On October 24, 2015, voters in Louisiana will consider candidates for governor — among other offices. While this election will most likely continue to a runoff in November, I would like to offer some advice to the new leader of our state — whoever he may be.
First of all, the newly elected governor will have a host of tough decisions to make. With budget woes and falling oil prices, Louisiana revenues are bound to take a hit. That being said, there is a difference between “spending” and “investing.”
Properly invested, state revenues can produce a return over time that would greatly benefit the state’s economy, and in turn would benefit state tax coffers.
Here in northwest Louisiana we have a host of investment projects that need to continue to move forward:
Interstate 49 completion
Many Louisianans wondered if an extensions of I-49 to Arkansas would ever come to pass. Now, we are the cusp of such completion, opening the doors to interstate commerce and potentially boosting communities like Hosston and Plain Dealing, all the while making it more advantageous to do business in Shreveport-Bossier. Connecting the completed legs of I-49 through Shreveport is a no-brainer.
Expansion of I-220 South
At the groundbreaking of the Cyber Innovation Center in 2008, Gov. Bobby Jindal announced plans (and funding) to expand the southern loop of I-220 through Barksdale Air Force Base, with an exit/access gate. Seven years later, we have seen virtually no movement on that front. This project would further expand opportunities for Shreveport and Bossier City, making access to industrial parks and the Port of Caddo-Bossier easier than ever. In addition, this route would alleviate some of the traffic snarls through the center of the cities.
Movement on Interstate 69
This Canada-to-Texas corridor could be the catalyst for even greater economic development in the region, but it must have an advocate in the Governor’s Mansion.
A skillfully trained workforce is an essential investment in economic growth. Current Louisiana businesses, and their prospective counterparts cite a trained workforce as one of the main reasons for choosing or leaving a state, You should lead the way, working with all levels of education to help identify and train students in some of the most needed (and lucrative) fields.
With a growing economic comes growing demands on natural resources. In north Louisiana, demands on our water resources are at an all-time high. New sources must be cultivated before they reach critical mass. It takes infrastructure to solve this problem.
These are but a few of the investments that deserve careful consideration.
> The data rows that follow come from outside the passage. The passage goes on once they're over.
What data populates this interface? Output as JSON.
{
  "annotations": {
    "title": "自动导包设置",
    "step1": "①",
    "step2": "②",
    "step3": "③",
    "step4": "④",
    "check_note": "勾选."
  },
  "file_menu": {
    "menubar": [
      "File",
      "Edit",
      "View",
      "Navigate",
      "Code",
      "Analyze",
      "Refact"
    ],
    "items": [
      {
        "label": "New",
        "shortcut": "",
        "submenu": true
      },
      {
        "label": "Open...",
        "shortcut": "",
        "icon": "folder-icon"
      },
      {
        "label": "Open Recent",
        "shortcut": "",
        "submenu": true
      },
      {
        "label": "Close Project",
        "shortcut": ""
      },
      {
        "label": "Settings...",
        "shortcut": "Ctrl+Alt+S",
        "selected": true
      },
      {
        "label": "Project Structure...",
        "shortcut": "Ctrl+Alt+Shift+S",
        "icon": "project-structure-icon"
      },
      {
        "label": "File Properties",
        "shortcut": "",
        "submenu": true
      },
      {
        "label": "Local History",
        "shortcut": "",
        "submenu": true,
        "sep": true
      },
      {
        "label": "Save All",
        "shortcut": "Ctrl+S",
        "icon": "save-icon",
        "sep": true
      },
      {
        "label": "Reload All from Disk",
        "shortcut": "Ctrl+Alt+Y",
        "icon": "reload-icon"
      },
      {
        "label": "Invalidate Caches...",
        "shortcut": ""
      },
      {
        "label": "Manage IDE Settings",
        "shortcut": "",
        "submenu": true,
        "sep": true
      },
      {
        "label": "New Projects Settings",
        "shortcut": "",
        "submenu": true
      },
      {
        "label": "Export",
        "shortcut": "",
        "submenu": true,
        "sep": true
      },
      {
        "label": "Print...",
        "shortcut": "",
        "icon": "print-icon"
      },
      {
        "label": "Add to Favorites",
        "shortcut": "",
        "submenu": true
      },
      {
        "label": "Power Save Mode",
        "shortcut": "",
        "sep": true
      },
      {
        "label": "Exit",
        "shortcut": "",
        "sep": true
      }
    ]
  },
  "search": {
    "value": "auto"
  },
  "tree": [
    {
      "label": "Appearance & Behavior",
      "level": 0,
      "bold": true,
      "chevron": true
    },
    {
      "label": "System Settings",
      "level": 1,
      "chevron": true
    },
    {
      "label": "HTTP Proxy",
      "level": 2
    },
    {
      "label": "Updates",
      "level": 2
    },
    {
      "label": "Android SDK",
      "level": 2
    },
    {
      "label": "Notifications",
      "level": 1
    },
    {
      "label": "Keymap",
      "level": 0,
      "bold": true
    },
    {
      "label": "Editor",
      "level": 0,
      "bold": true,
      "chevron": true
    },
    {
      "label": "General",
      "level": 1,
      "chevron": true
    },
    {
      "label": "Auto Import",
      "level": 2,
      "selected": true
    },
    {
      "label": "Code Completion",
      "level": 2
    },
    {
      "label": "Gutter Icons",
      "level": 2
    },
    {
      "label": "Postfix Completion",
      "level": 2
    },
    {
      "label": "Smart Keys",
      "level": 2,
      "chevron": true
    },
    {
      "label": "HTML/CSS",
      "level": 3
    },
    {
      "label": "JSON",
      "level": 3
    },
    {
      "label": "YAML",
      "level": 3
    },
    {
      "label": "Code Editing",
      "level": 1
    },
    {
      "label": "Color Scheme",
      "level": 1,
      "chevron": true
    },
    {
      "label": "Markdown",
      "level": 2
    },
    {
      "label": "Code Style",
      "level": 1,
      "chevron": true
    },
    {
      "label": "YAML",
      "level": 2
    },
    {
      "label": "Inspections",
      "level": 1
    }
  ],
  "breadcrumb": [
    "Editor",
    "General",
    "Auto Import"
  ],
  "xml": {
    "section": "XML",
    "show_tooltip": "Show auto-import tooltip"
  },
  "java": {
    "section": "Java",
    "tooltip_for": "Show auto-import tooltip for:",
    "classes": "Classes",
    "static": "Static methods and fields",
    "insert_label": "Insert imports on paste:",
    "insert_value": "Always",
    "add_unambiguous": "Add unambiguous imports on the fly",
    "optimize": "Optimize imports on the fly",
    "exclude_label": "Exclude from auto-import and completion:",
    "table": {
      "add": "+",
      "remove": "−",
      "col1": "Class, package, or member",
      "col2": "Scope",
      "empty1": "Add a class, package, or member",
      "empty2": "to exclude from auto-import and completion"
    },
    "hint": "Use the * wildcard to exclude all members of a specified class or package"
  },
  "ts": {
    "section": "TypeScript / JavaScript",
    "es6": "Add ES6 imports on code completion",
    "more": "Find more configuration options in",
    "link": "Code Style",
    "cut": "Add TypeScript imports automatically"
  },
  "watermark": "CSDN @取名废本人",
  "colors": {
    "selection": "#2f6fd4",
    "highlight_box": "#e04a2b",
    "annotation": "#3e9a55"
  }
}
The next governor should truly be focused on items that provide a positive economic return when choosing what to fund. It won’t be easy, but in the end it will be worth it.
David Specht is President of Specht Newspapers, Inc.